It wouldn't be perfect of course without at least one third-row-deep triple shot like a brilliantly arced laser beam to the bottom of the net, or, one of a million crossovers, hesitations, jukes-and-dribbles, back-to-the-basket, turnaround moves that are just further proof of this man owning the best NBA footwork since Michael Jordan.
Christmas is about sharing, caring, giving and receiving. On the court, it's hard not to say that Heat point-forward LeBron James does not epitomize all that and much, much more.
One of the few players in the league who does just as much stat-wise as he does in not-on-paper intangibles, the Chosen One became the champion this year by defeating all comers with a breathless, smothering defense and a brilliant, assertive offense.
The last step to get to the throne saw James' Heat face off with the Thunder, and although the Heat won 4-1 in the series, Miami knew that the Thunder's thirst for the ultimate prize had only been whetted that much more.
Now, on a day filled with peace and prosperity, the Heat and Thunder Christmas Day rematch will relive a bit of the furious battle fought between these amazingly talented teams.
Nothing's changed for James, who was quoted at the end of the Olympics saying, "...who I was and who I became in this last year, it's a big turnaround. That's what helped me get those accomplishments. And I just didn't take anything for granted." (interview with ESPN, transcribed by Ira Winderman of the Sun-Sentinel, Aug. 20, 2012)
As far as the Heat's season has already gone, James is still taking nothing for granted.
Oh, the Thunder are in trouble.
Passes to Ray Allen for treys, alley oops to Dwyane Wade on the baseline, soaring hammer dunks on the break, vicious blocks and momentous rebounds are all in store for a Christmas game that could cement James' place in Christmas basketball lore.
James' stat line: 40+ points, 15 rebounds, 12 assists, four blocks, three steals and one turnover.
Of course, he doesn't really need to do this for them to win, but a monster triple-double, stat-filler on Christmas Day would be a first, right? Wrong, it's been done before by one Cleveland Cavalier named LeBron James on Christmas Day 2010 (27 points, 11 rebounds, 10 assists and four steals in a 96-80 Lakers beat down).
So, James has already done it and looks to take nothing for granted in a rematch with what is likely the hungriest-to-win-a-title squad in the league.
Unfortunately for the Thunder—barring a major offensive explosion by Durant—the Heat haven’t lost their championship swagger; and right now there is definitely only one king.
During the season of perpetual hope, no matter the true outcomes of the aforementioned matchups, all should be thankful to be to together and sharing the love of family and friends.

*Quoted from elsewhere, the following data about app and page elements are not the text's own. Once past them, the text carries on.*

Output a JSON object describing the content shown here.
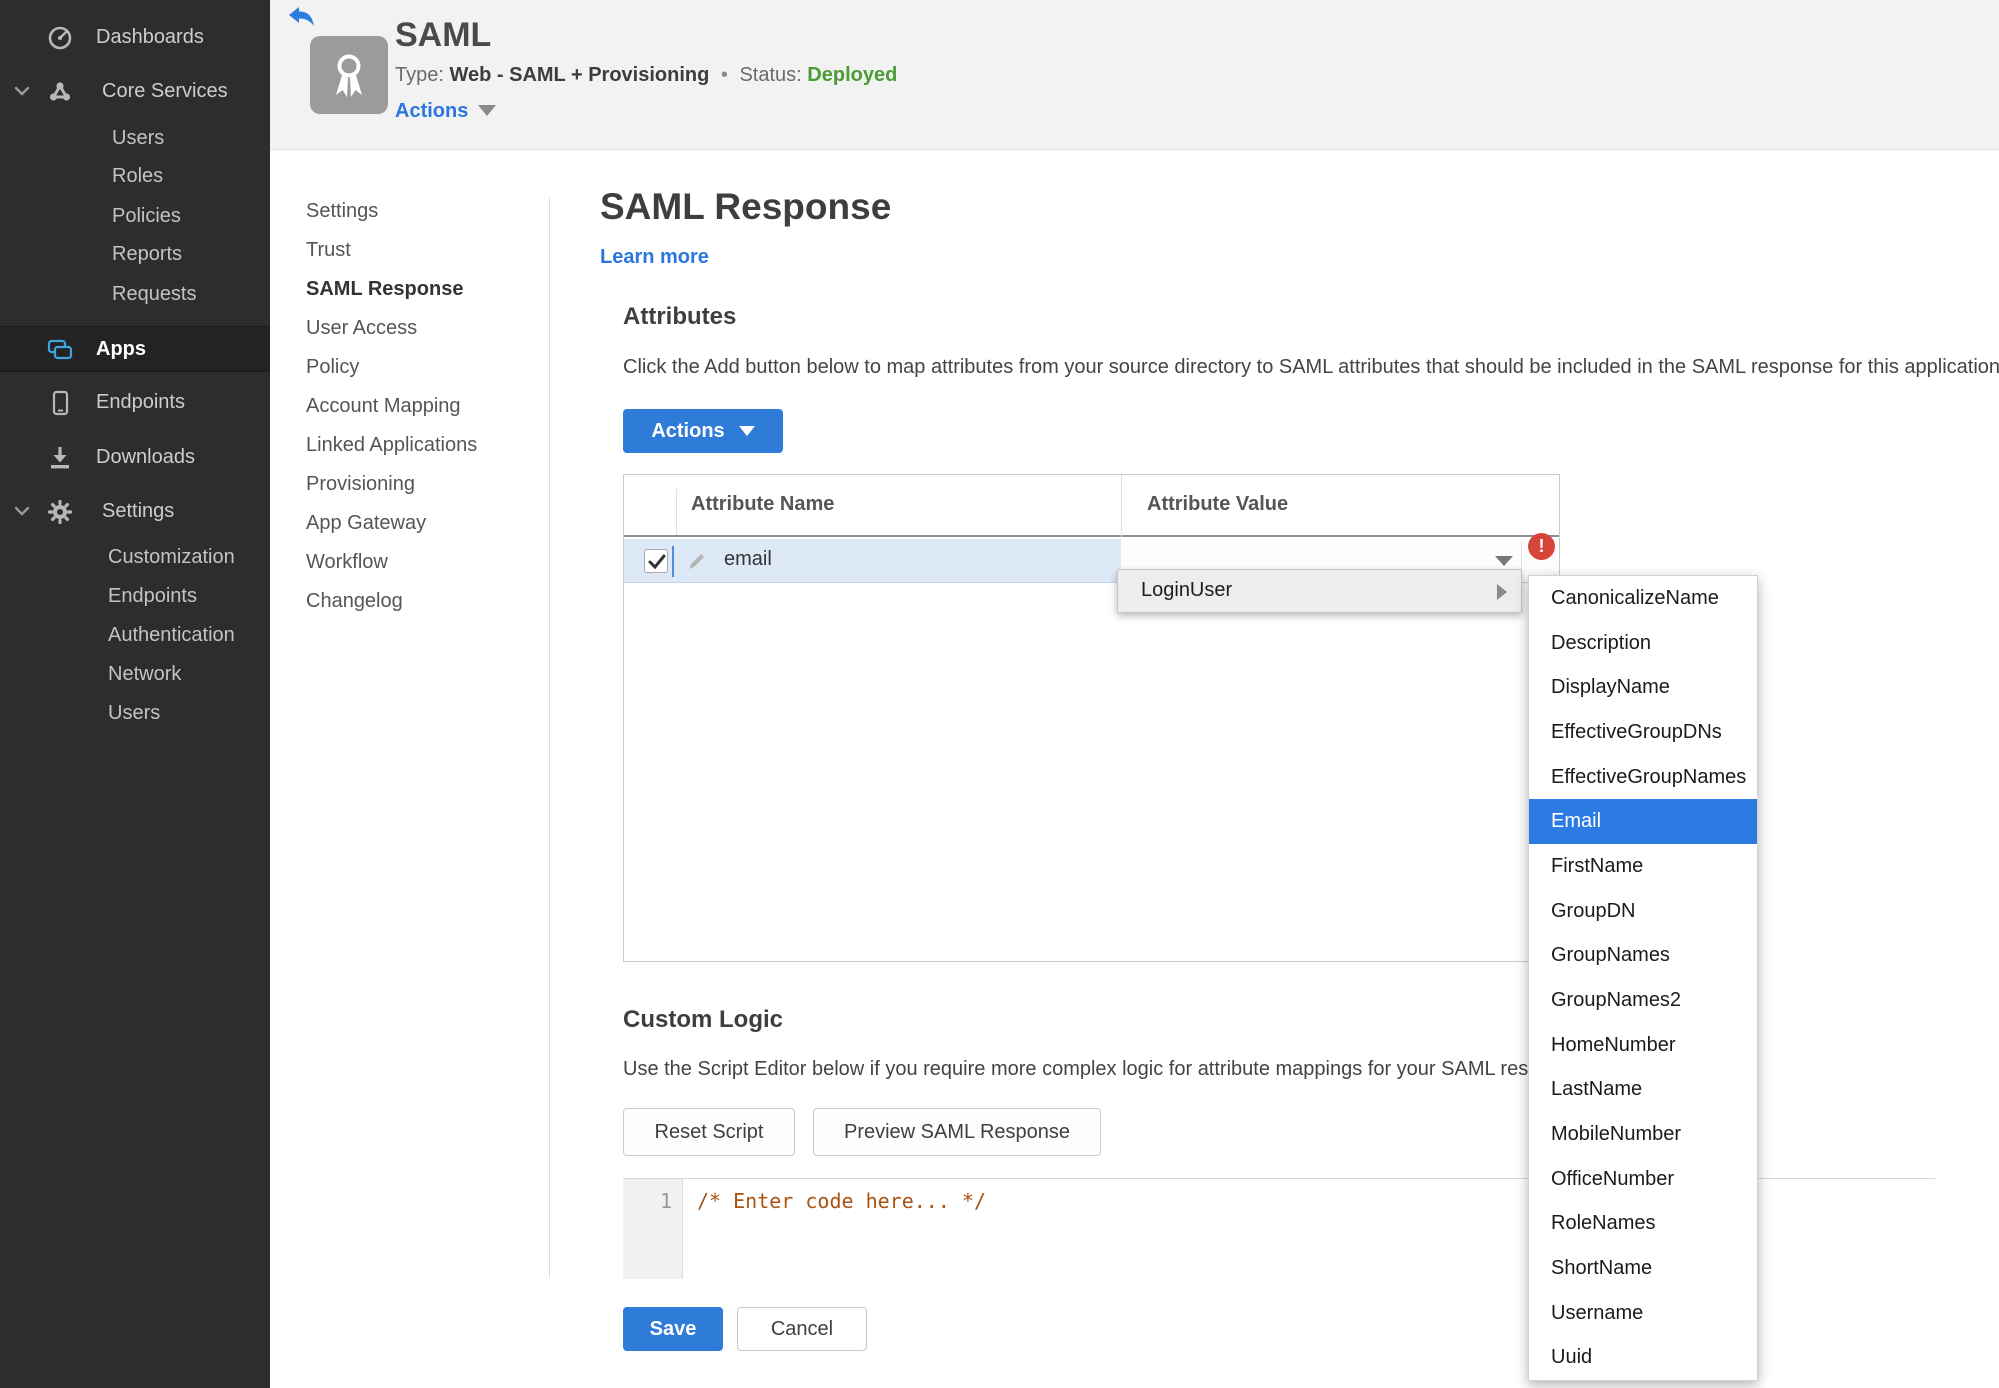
{
  "sidebar": {
    "items": [
      {
        "label": "Dashboards"
      },
      {
        "label": "Core Services"
      },
      {
        "label": "Users"
      },
      {
        "label": "Roles"
      },
      {
        "label": "Policies"
      },
      {
        "label": "Reports"
      },
      {
        "label": "Requests"
      },
      {
        "label": "Apps"
      },
      {
        "label": "Endpoints"
      },
      {
        "label": "Downloads"
      },
      {
        "label": "Settings"
      },
      {
        "label": "Customization"
      },
      {
        "label": "Endpoints"
      },
      {
        "label": "Authentication"
      },
      {
        "label": "Network"
      },
      {
        "label": "Users"
      }
    ]
  },
  "header": {
    "title": "SAML",
    "type_label": "Type:",
    "type_value": "Web - SAML + Provisioning",
    "separator": "•",
    "status_label": "Status:",
    "status_value": "Deployed",
    "actions_label": "Actions"
  },
  "subnav": {
    "items": [
      "Settings",
      "Trust",
      "SAML Response",
      "User Access",
      "Policy",
      "Account Mapping",
      "Linked Applications",
      "Provisioning",
      "App Gateway",
      "Workflow",
      "Changelog"
    ],
    "active": "SAML Response"
  },
  "main": {
    "title": "SAML Response",
    "learn_more": "Learn more",
    "attributes": {
      "heading": "Attributes",
      "description": "Click the Add button below to map attributes from your source directory to SAML attributes that should be included in the SAML response for this application.",
      "actions_button": "Actions",
      "table": {
        "col_name": "Attribute Name",
        "col_value": "Attribute Value",
        "row_name": "email",
        "row_checked": true,
        "error": "!"
      }
    },
    "dropdown": {
      "trigger": "LoginUser",
      "selected": "Email",
      "submenu": [
        "CanonicalizeName",
        "Description",
        "DisplayName",
        "EffectiveGroupDNs",
        "EffectiveGroupNames",
        "Email",
        "FirstName",
        "GroupDN",
        "GroupNames",
        "GroupNames2",
        "HomeNumber",
        "LastName",
        "MobileNumber",
        "OfficeNumber",
        "RoleNames",
        "ShortName",
        "Username",
        "Uuid"
      ]
    },
    "custom_logic": {
      "heading": "Custom Logic",
      "description": "Use the Script Editor below if you require more complex logic for attribute mappings for your SAML response.",
      "reset_button": "Reset Script",
      "preview_button": "Preview SAML Response",
      "line_number": "1",
      "code": "/* Enter code here... */"
    },
    "footer": {
      "save": "Save",
      "cancel": "Cancel"
    }
  },
  "colors": {
    "accent_blue": "#2f7cd8",
    "link_blue": "#2b77e0",
    "selection_blue": "#2c7be2",
    "status_green": "#4a9c35",
    "error_red": "#d6453a",
    "sidebar_bg": "#2d2d2d",
    "apps_icon_blue": "#3fa3e0"
  }
}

And to everyone touched by the strong youthful spirit of sport —from the child trying to shoot at the moon to the ex-high school athlete knocking down jumpers in the park to the best NBA players raining them down under the bright lights— let's not forget to feel grateful for every moment we spend playing this simple, beautiful game of basketball.
Thank you, 2012.